So it was a mixed report that could be viewed as not that bad.

However, we need to look at the trend of the first half of this year to see the real story.

A few months ago the forecasts were for the economy to grow 4% in the 2nd quarter, which would have been an improvement over the 1st quarter. A month or so ago, as indications became clear that the economy was slowing sooner and faster than had been expected, the consensus forecast was revised down to 3% growth. And in the last week or two, as economic reports worsened further, the consensus forecast was revised down again, to just 2.5% growth. And the actual growth even missed that sharply lowered forecast.

So, the trend of the steady downward revisions of the Q2 forecasts; 4%, 3%, 2.5%, and then the report at 2.4%, confirms that the economy is slowing even faster than economists are able to revise their expectations downward.

The actual quarterly reports also show the trend, 5.6% growth in the December quarter, a now revised 3.7% in the March quarter, and now 2.4% in the June quarter.

And all along, the forecasts, not only from economists but from the Fed, have been that the economy will slow in the second half of the year.

That the 2nd quarter did not show an improvement over the 1st quarter, as originally expected, and forecasts had to be lowered so significantly during the 2nd quarter, and still the growth came in lower, does not bode well for the extent of the expected second half slowdown.

Wall Street will be pushing the idea that Q2 growth only missed the consensus forecast by a fraction.

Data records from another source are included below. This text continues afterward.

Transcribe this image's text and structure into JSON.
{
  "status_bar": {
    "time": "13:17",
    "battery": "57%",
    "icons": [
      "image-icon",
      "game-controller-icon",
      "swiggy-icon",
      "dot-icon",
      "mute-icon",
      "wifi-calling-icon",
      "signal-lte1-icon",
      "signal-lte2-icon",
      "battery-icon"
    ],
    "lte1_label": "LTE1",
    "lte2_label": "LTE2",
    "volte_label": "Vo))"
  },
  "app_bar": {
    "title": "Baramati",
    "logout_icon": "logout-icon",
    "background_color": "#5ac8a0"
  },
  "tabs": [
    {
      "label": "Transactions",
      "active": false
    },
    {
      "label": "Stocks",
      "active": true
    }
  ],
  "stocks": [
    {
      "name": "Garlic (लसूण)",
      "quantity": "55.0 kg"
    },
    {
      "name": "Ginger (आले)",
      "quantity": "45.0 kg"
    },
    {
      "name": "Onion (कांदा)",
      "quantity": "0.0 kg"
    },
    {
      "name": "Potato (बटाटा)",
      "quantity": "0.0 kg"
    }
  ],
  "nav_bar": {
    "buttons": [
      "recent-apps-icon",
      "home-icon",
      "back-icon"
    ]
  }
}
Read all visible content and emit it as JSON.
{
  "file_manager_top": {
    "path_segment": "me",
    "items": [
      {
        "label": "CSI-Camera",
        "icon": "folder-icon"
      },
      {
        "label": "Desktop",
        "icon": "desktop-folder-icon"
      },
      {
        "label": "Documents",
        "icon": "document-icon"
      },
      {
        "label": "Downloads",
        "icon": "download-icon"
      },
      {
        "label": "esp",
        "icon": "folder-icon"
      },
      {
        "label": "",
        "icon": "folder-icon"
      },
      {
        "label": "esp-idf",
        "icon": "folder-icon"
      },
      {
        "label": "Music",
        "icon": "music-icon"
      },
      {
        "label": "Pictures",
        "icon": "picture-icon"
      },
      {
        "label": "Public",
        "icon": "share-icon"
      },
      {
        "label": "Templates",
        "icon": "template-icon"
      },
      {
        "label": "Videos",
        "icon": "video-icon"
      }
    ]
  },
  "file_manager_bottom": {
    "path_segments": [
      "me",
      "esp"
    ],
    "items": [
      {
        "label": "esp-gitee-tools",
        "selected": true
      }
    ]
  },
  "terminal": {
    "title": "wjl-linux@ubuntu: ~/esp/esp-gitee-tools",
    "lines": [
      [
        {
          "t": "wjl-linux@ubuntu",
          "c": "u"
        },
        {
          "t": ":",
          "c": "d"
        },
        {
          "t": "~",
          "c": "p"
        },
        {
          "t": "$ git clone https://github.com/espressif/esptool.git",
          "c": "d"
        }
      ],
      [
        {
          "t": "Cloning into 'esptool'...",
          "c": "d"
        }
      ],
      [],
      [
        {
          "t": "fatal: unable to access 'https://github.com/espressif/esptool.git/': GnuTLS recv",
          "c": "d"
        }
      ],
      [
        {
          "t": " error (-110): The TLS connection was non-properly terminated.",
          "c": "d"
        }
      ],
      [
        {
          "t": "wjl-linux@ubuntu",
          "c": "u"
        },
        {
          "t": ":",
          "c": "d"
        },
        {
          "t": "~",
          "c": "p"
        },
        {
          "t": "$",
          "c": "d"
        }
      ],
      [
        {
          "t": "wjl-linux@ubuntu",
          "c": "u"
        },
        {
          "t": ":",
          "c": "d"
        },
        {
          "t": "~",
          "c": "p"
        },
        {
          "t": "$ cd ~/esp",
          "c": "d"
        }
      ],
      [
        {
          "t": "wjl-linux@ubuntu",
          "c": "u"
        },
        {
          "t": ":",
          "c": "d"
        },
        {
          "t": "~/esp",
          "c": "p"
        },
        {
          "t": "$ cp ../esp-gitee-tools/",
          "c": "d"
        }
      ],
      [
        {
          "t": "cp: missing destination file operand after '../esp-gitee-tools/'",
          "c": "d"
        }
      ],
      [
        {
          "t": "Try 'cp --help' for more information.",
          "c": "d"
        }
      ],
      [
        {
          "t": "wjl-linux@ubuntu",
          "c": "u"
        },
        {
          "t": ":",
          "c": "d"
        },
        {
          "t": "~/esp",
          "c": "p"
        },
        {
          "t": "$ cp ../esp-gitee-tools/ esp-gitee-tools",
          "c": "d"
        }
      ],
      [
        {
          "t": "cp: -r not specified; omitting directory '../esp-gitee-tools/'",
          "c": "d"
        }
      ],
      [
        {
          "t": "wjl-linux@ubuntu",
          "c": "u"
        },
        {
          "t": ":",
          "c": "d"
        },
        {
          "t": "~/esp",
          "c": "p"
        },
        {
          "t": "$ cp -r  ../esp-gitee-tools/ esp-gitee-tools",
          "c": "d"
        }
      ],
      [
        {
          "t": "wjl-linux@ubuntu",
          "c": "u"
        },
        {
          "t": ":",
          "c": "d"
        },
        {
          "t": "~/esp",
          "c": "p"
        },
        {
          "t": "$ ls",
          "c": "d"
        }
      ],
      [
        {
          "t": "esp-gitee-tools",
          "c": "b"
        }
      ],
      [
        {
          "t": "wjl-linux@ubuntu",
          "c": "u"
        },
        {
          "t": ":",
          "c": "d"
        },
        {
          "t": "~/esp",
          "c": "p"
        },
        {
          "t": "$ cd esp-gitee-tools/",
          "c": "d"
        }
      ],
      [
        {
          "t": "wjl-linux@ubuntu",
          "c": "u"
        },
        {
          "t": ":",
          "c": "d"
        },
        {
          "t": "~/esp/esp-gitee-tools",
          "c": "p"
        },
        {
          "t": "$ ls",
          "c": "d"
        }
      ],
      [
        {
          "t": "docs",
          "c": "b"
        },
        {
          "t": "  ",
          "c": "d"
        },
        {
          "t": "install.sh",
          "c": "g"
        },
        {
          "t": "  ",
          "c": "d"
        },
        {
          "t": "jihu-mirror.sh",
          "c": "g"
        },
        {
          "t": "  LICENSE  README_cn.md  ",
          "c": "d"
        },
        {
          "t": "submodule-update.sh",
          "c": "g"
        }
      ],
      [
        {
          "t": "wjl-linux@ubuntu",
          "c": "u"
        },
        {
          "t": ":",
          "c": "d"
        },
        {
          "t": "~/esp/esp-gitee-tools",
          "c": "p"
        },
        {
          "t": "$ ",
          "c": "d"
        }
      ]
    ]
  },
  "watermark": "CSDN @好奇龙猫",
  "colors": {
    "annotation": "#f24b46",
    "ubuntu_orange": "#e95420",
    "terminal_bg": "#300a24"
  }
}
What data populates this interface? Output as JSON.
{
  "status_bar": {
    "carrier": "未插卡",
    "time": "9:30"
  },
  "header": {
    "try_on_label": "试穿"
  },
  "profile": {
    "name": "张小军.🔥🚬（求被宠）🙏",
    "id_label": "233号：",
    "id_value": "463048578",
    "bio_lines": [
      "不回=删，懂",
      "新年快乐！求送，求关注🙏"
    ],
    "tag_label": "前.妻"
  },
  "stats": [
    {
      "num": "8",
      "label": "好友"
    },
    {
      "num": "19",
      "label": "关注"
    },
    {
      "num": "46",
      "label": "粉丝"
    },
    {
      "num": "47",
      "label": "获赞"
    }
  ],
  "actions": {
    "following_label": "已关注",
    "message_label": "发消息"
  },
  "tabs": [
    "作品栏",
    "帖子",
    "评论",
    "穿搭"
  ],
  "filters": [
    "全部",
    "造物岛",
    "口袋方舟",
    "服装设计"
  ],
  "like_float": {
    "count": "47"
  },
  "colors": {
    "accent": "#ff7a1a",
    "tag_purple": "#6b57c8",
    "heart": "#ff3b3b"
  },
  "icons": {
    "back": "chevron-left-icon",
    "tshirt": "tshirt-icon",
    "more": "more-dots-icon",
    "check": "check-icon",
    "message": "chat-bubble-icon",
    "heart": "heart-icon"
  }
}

But we believe the downward trend of the actual reports so far this year, and even more importantly how the Q2 forecasts had to be revised lower so rapidly as the quarter progressed, is the real story.

Disclosure: No positions

Source: The Real Story of GDP Growth